However, beyond that, the Forester is also equipped with all the cutting-edge safety items you need in this day and age, such as forward and reversing AEB, adaptive cruise control, blind-spot monitoring, rear cross-traffic alerts, lane-keeping assistance and lane-departure, adaptive headlights, front and side-view monitoring system, plus more.
On the back of this package, and seven airbags, the Forester scores highly for safety, and that’s backed up by its five-star ANCAP safety rating. As highlights, the Forester was awarded a rating of 94% for adult occupant protection, and an impressive 86% for child occupant protection. The Sport and S variants are also the pick of the bunch here, as the lower-spec models make do without a couple of the items above.
PROS: Off-road performance; spacious; versatile; packed with equipment and safety aids
CONS: CVT is uninspiring; no diesel or turbo variants

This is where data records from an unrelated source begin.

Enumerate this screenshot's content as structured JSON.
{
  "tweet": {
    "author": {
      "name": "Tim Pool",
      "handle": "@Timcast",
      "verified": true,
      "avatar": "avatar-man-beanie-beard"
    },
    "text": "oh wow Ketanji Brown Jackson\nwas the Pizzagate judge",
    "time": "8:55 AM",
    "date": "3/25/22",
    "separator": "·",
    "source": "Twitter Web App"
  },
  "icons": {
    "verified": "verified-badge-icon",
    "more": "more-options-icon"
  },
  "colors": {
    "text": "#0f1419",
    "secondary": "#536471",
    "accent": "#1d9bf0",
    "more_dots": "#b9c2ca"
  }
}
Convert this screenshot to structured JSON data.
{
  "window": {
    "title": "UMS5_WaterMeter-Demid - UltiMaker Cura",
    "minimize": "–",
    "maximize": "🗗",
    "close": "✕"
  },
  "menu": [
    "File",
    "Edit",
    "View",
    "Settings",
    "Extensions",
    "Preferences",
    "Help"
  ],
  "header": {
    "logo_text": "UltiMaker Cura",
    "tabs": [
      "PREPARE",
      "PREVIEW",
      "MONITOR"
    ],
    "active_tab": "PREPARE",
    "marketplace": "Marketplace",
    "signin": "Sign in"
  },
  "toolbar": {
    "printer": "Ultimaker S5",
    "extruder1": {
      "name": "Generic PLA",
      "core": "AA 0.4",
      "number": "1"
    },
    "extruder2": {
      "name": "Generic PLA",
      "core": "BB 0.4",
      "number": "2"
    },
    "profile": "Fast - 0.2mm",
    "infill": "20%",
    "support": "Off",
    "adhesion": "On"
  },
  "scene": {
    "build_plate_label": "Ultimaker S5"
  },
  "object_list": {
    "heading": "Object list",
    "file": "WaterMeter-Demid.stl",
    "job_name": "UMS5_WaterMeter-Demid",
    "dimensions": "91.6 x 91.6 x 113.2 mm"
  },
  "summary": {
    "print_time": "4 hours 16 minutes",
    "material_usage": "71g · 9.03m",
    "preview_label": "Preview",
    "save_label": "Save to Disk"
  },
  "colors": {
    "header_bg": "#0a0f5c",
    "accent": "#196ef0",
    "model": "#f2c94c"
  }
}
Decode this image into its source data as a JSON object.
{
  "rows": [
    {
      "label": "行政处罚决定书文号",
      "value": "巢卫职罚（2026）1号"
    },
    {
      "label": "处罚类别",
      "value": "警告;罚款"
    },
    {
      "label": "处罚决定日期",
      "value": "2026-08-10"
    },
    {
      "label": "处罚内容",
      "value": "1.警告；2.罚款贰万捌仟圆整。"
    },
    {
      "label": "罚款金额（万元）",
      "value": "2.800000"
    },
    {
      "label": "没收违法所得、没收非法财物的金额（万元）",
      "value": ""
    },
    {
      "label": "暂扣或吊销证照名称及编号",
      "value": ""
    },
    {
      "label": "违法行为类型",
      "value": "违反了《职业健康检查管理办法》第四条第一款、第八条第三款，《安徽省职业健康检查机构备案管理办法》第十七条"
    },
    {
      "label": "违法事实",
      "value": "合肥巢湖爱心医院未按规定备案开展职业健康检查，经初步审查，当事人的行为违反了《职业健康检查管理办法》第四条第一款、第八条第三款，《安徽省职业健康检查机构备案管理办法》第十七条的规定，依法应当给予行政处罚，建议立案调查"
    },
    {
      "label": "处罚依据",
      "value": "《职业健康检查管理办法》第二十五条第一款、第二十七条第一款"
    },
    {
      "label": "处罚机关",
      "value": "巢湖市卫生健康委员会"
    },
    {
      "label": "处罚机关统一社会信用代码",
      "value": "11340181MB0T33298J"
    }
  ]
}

Although the Subaru Forester departs from some of the spirited drives from the Japanese auto-maker’s stables, it does deliver a highly competent all-round package, fit for both road and the outback. Don’t take that as an indication the Forester is not slick, nimble or punchy. In fact, it ticks all those boxes, but it’s not quite the car for performance aficionados, instead delivering a commendable level of power and precision - we only wish Subaru could fit a deft eight or nine-speed auto transmission.
Where it may fall slightly short on dynamics, however, the Forester makes amends off-road, turning into a star performer in this class. It’s this very reason why Subaru continues to notch up sale after sale of the Forester, with the vehicle in hot demand among the adventure crowd keen to skip to the regions. Rugged, confident, dependable, practical and efficient, the Forester is excellent value for money.
Subaru Forester 2.5i Sport specifications
Body: 5-door, 5-seat SUV
Engine: 2489cc 4-cyl, DOHC, 16v
Power: 136kW @ 5800rpm
Torque: 239Nm @ 4400rpm
0-100km/h: 9.5sec (claimed)
Fuel consumption: 7.4L/100km (combined)
Suspension: Front - MacPherson struts/coil spring with stabiliser bar; Rear - double wishbone, independent
Price: $35.990 (from)